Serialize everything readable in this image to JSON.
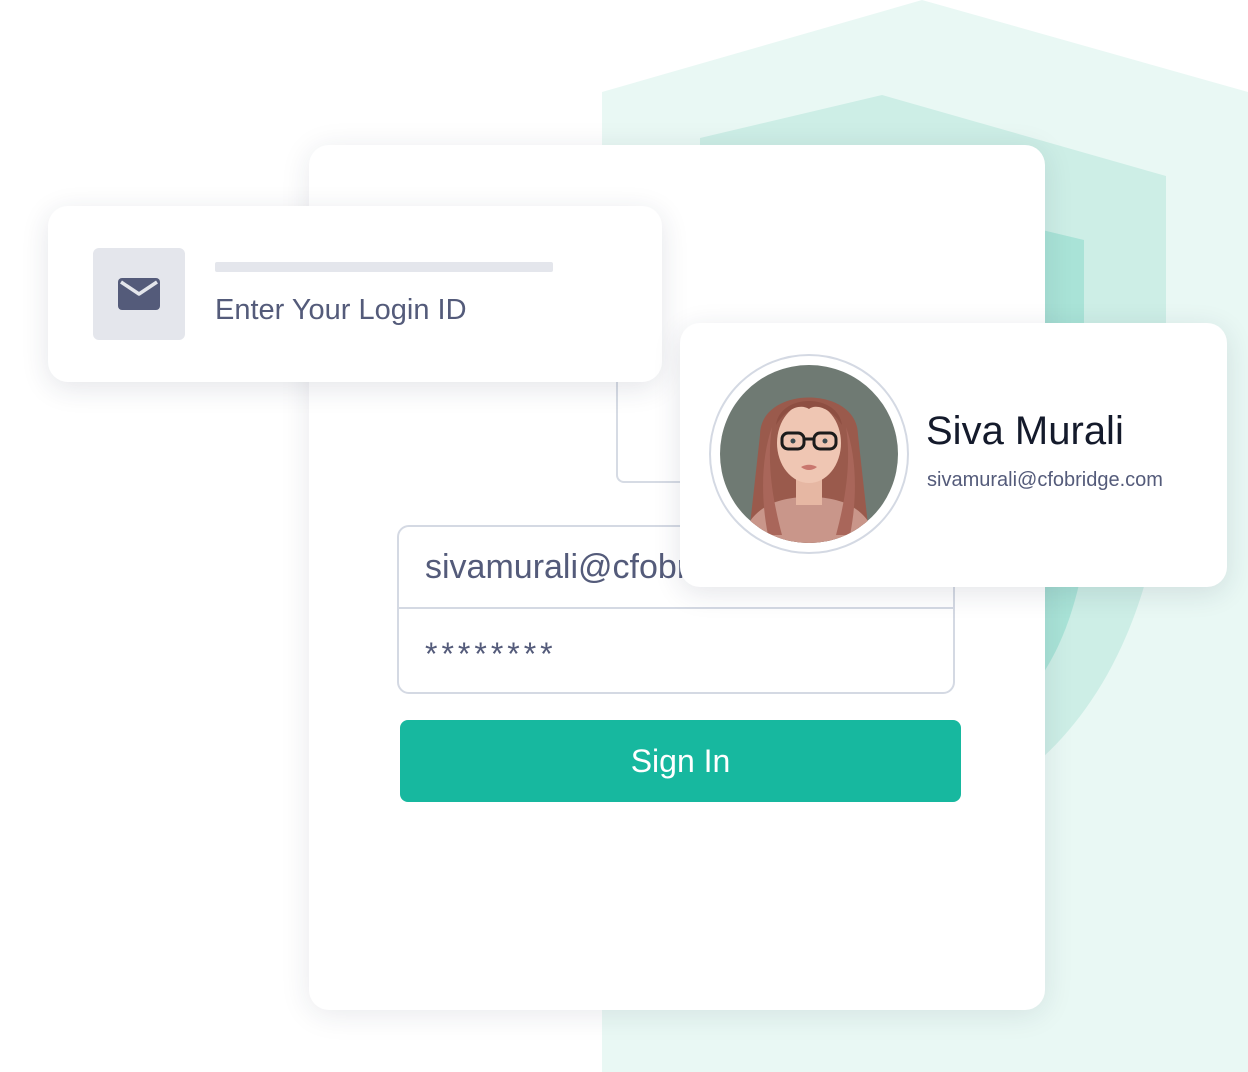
{
  "login_card": {
    "icon": "envelope-icon",
    "label": "Enter Your Login ID"
  },
  "form": {
    "email_value": "sivamurali@cfobridge.com",
    "password_value": "********",
    "submit_label": "Sign In"
  },
  "profile": {
    "name": "Siva Murali",
    "email": "sivamurali@cfobridge.com",
    "avatar": "avatar-photo"
  },
  "colors": {
    "accent": "#17b89f",
    "shield_light": "#e9f8f4",
    "shield_mid": "#cdeee6",
    "shield_dark": "#a9e3d7",
    "text_primary": "#141a2b",
    "text_secondary": "#545b7a",
    "border": "#d4d9e3"
  }
}
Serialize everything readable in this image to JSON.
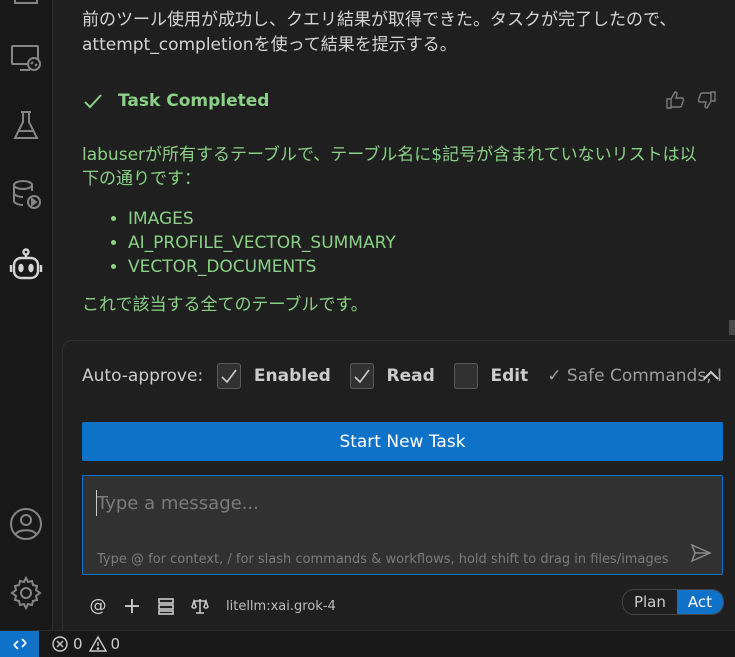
{
  "chat": {
    "message": "前のツール使用が成功し、クエリ結果が取得できた。タスクが完了したので、attempt_completionを使って結果を提示する。",
    "task_completed_title": "Task Completed",
    "result_intro": "labuserが所有するテーブルで、テーブル名に$記号が含まれていないリストは以下の通りです：",
    "result_items": [
      "IMAGES",
      "AI_PROFILE_VECTOR_SUMMARY",
      "VECTOR_DOCUMENTS"
    ],
    "result_outro": "これで該当する全てのテーブルです。"
  },
  "auto_approve": {
    "label": "Auto-approve:",
    "options": [
      {
        "label": "Enabled",
        "checked": true
      },
      {
        "label": "Read",
        "checked": true
      },
      {
        "label": "Edit",
        "checked": false
      }
    ],
    "safe_commands": "✓ Safe Commands, I"
  },
  "start_button_label": "Start New Task",
  "input": {
    "placeholder": "Type a message...",
    "hint": "Type @ for context, / for slash commands & workflows, hold shift to drag in files/images"
  },
  "toolbar": {
    "at_label": "@",
    "add_label": "+",
    "model": "litellm:xai.grok-4"
  },
  "mode": {
    "plan": "Plan",
    "act": "Act",
    "active": "Act"
  },
  "status": {
    "errors": "0",
    "warnings": "0"
  },
  "colors": {
    "accent": "#0e72c9",
    "success": "#89d185",
    "background": "#1f1f1f"
  }
}
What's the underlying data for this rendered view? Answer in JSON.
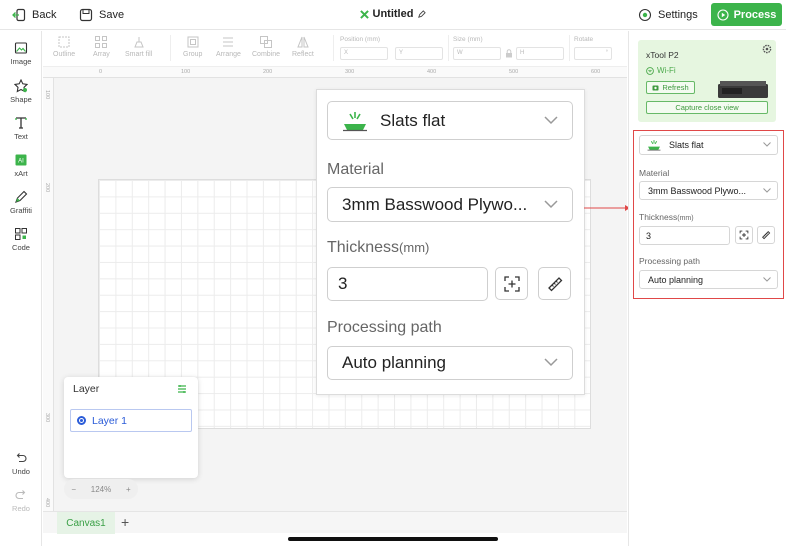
{
  "topbar": {
    "back_label": "Back",
    "save_label": "Save",
    "title": "Untitled",
    "settings_label": "Settings",
    "process_label": "Process"
  },
  "left_tools": [
    {
      "label": "Image",
      "icon": "image-icon"
    },
    {
      "label": "Shape",
      "icon": "shape-icon"
    },
    {
      "label": "Text",
      "icon": "text-icon"
    },
    {
      "label": "xArt",
      "icon": "xart-icon"
    },
    {
      "label": "Graffiti",
      "icon": "pen-icon"
    },
    {
      "label": "Code",
      "icon": "qr-code-icon"
    }
  ],
  "history": {
    "undo_label": "Undo",
    "redo_label": "Redo"
  },
  "sub_tools": {
    "outline": "Outline",
    "array": "Array",
    "smart_fill": "Smart fill",
    "group": "Group",
    "arrange": "Arrange",
    "combine": "Combine",
    "reflect": "Reflect",
    "position_label": "Position (mm)",
    "size_label": "Size (mm)",
    "rotate_label": "Rotate",
    "x_placeholder": "X",
    "y_placeholder": "Y",
    "w_placeholder": "W",
    "h_placeholder": "H",
    "rotate_placeholder": "°"
  },
  "rulers": {
    "top": [
      "0",
      "100",
      "200",
      "300",
      "400",
      "500",
      "600"
    ],
    "left": [
      "100",
      "200",
      "300",
      "400"
    ]
  },
  "zoom_panel": {
    "platform": "Slats flat",
    "material_label": "Material",
    "material_value": "3mm Basswood Plywo...",
    "thickness_label": "Thickness",
    "thickness_unit": "(mm)",
    "thickness_value": "3",
    "path_label": "Processing path",
    "path_value": "Auto planning"
  },
  "layer_panel": {
    "title": "Layer",
    "items": [
      "Layer 1"
    ]
  },
  "zoom_control": {
    "minus": "−",
    "value": "124%",
    "plus": "+"
  },
  "tabs": {
    "canvas": "Canvas1",
    "add": "+"
  },
  "device": {
    "name": "xTool P2",
    "wifi_label": "Wi-Fi",
    "refresh_label": "Refresh",
    "capture_label": "Capture close view"
  },
  "right_panel": {
    "platform": "Slats flat",
    "material_label": "Material",
    "material_value": "3mm Basswood Plywo...",
    "thickness_label": "Thickness",
    "thickness_unit": "(mm)",
    "thickness_value": "3",
    "path_label": "Processing path",
    "path_value": "Auto planning"
  },
  "colors": {
    "accent": "#3cb44b",
    "highlight": "#e04848",
    "layer_blue": "#2b5cd8"
  }
}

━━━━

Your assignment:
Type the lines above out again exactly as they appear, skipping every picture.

Answer box:
Serialize everything readable in this image to JSON.
{
  "login_card": {
    "icon": "envelope-icon",
    "label": "Enter Your Login ID"
  },
  "form": {
    "email_value": "sivamurali@cfobridge.com",
    "password_value": "********",
    "submit_label": "Sign In"
  },
  "profile": {
    "name": "Siva Murali",
    "email": "sivamurali@cfobridge.com",
    "avatar": "avatar-photo"
  },
  "colors": {
    "accent": "#17b89f",
    "shield_light": "#e9f8f4",
    "shield_mid": "#cdeee6",
    "shield_dark": "#a9e3d7",
    "text_primary": "#141a2b",
    "text_secondary": "#545b7a",
    "border": "#d4d9e3"
  }
}
Serialize everything readable in this image to JSON.
{
  "chat": {
    "message": "前のツール使用が成功し、クエリ結果が取得できた。タスクが完了したので、attempt_completionを使って結果を提示する。",
    "task_completed_title": "Task Completed",
    "result_intro": "labuserが所有するテーブルで、テーブル名に$記号が含まれていないリストは以下の通りです：",
    "result_items": [
      "IMAGES",
      "AI_PROFILE_VECTOR_SUMMARY",
      "VECTOR_DOCUMENTS"
    ],
    "result_outro": "これで該当する全てのテーブルです。"
  },
  "auto_approve": {
    "label": "Auto-approve:",
    "options": [
      {
        "label": "Enabled",
        "checked": true
      },
      {
        "label": "Read",
        "checked": true
      },
      {
        "label": "Edit",
        "checked": false
      }
    ],
    "safe_commands": "✓ Safe Commands, I"
  },
  "start_button_label": "Start New Task",
  "input": {
    "placeholder": "Type a message...",
    "hint": "Type @ for context, / for slash commands & workflows, hold shift to drag in files/images"
  },
  "toolbar": {
    "at_label": "@",
    "add_label": "+",
    "model": "litellm:xai.grok-4"
  },
  "mode": {
    "plan": "Plan",
    "act": "Act",
    "active": "Act"
  },
  "status": {
    "errors": "0",
    "warnings": "0"
  },
  "colors": {
    "accent": "#0e72c9",
    "success": "#89d185",
    "background": "#1f1f1f"
  }
}
What's the underlying data for this rendered view? Answer in JSON.
{
  "topbar": {
    "back_label": "Back",
    "save_label": "Save",
    "title": "Untitled",
    "settings_label": "Settings",
    "process_label": "Process"
  },
  "left_tools": [
    {
      "label": "Image",
      "icon": "image-icon"
    },
    {
      "label": "Shape",
      "icon": "shape-icon"
    },
    {
      "label": "Text",
      "icon": "text-icon"
    },
    {
      "label": "xArt",
      "icon": "xart-icon"
    },
    {
      "label": "Graffiti",
      "icon": "pen-icon"
    },
    {
      "label": "Code",
      "icon": "qr-code-icon"
    }
  ],
  "history": {
    "undo_label": "Undo",
    "redo_label": "Redo"
  },
  "sub_tools": {
    "outline": "Outline",
    "array": "Array",
    "smart_fill": "Smart fill",
    "group": "Group",
    "arrange": "Arrange",
    "combine": "Combine",
    "reflect": "Reflect",
    "position_label": "Position (mm)",
    "size_label": "Size (mm)",
    "rotate_label": "Rotate",
    "x_placeholder": "X",
    "y_placeholder": "Y",
    "w_placeholder": "W",
    "h_placeholder": "H",
    "rotate_placeholder": "°"
  },
  "rulers": {
    "top": [
      "0",
      "100",
      "200",
      "300",
      "400",
      "500",
      "600"
    ],
    "left": [
      "100",
      "200",
      "300",
      "400"
    ]
  },
  "zoom_panel": {
    "platform": "Slats flat",
    "material_label": "Material",
    "material_value": "3mm Basswood Plywo...",
    "thickness_label": "Thickness",
    "thickness_unit": "(mm)",
    "thickness_value": "3",
    "path_label": "Processing path",
    "path_value": "Auto planning"
  },
  "layer_panel": {
    "title": "Layer",
    "items": [
      "Layer 1"
    ]
  },
  "zoom_control": {
    "minus": "−",
    "value": "124%",
    "plus": "+"
  },
  "tabs": {
    "canvas": "Canvas1",
    "add": "+"
  },
  "device": {
    "name": "xTool P2",
    "wifi_label": "Wi-Fi",
    "refresh_label": "Refresh",
    "capture_label": "Capture close view"
  },
  "right_panel": {
    "platform": "Slats flat",
    "material_label": "Material",
    "material_value": "3mm Basswood Plywo...",
    "thickness_label": "Thickness",
    "thickness_unit": "(mm)",
    "thickness_value": "3",
    "path_label": "Processing path",
    "path_value": "Auto planning"
  },
  "colors": {
    "accent": "#3cb44b",
    "highlight": "#e04848",
    "layer_blue": "#2b5cd8"
  }
}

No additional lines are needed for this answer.